SNP rs3217989 appears to be monomorphic in populations of European ancestry in the Human Genome Diversity Panel data (http://hgdp.uchicago.edu/cgi-bin/gbrowse/HGDP/). Given more fragmented LD structure in African Americans, the finding of a risk allele at rs3217989 suggests a functional variant located closer to rs3217989 in persons of African ancestry than the traditional previously published 9p21 intergenic locus.
The 9p21 locus previously identified in most studies has very few gene candidates. Previous GWAS studies and subsequent replications have reported that most associations at genome-wide significance occur in a large haplotype block upstream and independent from two major genes, CDKN2A and CDKN2B 4. These genes encode protein inhibitors of cyclin-dependent kinases, p16INK4a and p15INK4b, respectively, expressed at high levels in endothelial and inflammatory cells, and are also thought to help regulate cell proliferation, cell aging, and apoptosis33-35.
ANRIL (CDKNA2BAS), which encodes a large antisense non-coding RNA, is another candidate locus in this region. ANRIL spans 126.3 kb and consists of 20 exons subjected to alternate splicing including the first two exons which appear to overlap two exons of CDKN2B36. ANRIL expression has been documented in atheromatous vessels, vascular endothelial cells, monocyte-derived macrophages, and coronary smooth muscle cells11. In a subset of individuals in the Ottawa Heart Study18 the previously identified 9p21 risk alleles were associated with ANRIL mRNA of differential lengths. Furthermore, expression of CDKN2B was correlated with the long variant of ANRIL, suggesting that the 9p21 risk alleles may be biologically tied to atherosclerosis risk through CDKN2B expression. Given these important findings, it is possible that the association of the CDKN2B gene variant with CAD in GeneSTAR African Americans is related to an alteration in ANRIL. However, the GeneSTAR CDKN2B SNP is located at the 5′ end of ANRIL whereas the aforementioned SNPs are located more at the 3′ end of ANRIL, from exon 13 to 20, where ANRIL splicing variation has been shown.18 Alternatively, the variant we report in the 3′-UTR of CDKN2B may contribute to an alteration in CDKN2B expression and/or function independently of ANRIL. For example, the 3′UTR could contain a regulatory binding site for transcription or stability of the coded protein.
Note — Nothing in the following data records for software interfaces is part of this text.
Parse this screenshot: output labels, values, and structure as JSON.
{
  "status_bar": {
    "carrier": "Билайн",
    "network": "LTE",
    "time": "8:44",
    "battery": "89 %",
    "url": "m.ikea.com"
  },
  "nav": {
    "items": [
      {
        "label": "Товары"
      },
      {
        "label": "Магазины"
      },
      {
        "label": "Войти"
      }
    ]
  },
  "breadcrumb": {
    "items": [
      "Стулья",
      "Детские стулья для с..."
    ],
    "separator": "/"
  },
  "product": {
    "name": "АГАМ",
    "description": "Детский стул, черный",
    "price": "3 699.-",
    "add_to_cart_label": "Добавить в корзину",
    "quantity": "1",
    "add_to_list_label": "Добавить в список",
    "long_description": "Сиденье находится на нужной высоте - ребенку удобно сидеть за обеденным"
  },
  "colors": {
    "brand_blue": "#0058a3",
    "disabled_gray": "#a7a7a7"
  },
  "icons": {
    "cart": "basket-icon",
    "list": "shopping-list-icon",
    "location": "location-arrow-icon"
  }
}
We have found a novel variant in CDKN2B located in an LD block distinct from that of the prior European-derived signals in 9p21. This variant appears to be protective against CAD in African Americans. Further investigation of the CDKN2B gene and protein as well as the non-coding RNA ANRIL in persons of African ancestry will be necessary to provide additional clues as to the biological mechanisms of association between chromosome 9p21.3 and CAD.
This work was supported by grants HL072518 from the National Heart, Lung, and Blood Institute, and M01-RR00052 from the National Center for Research Resources, National Institutes of Health, Bethesda, MD. Genotyping of the Emory and Duke samples at deCODE genetics was supported by NIH grant R01HL089650-02 from the National Heart, Lung and Blood Institute.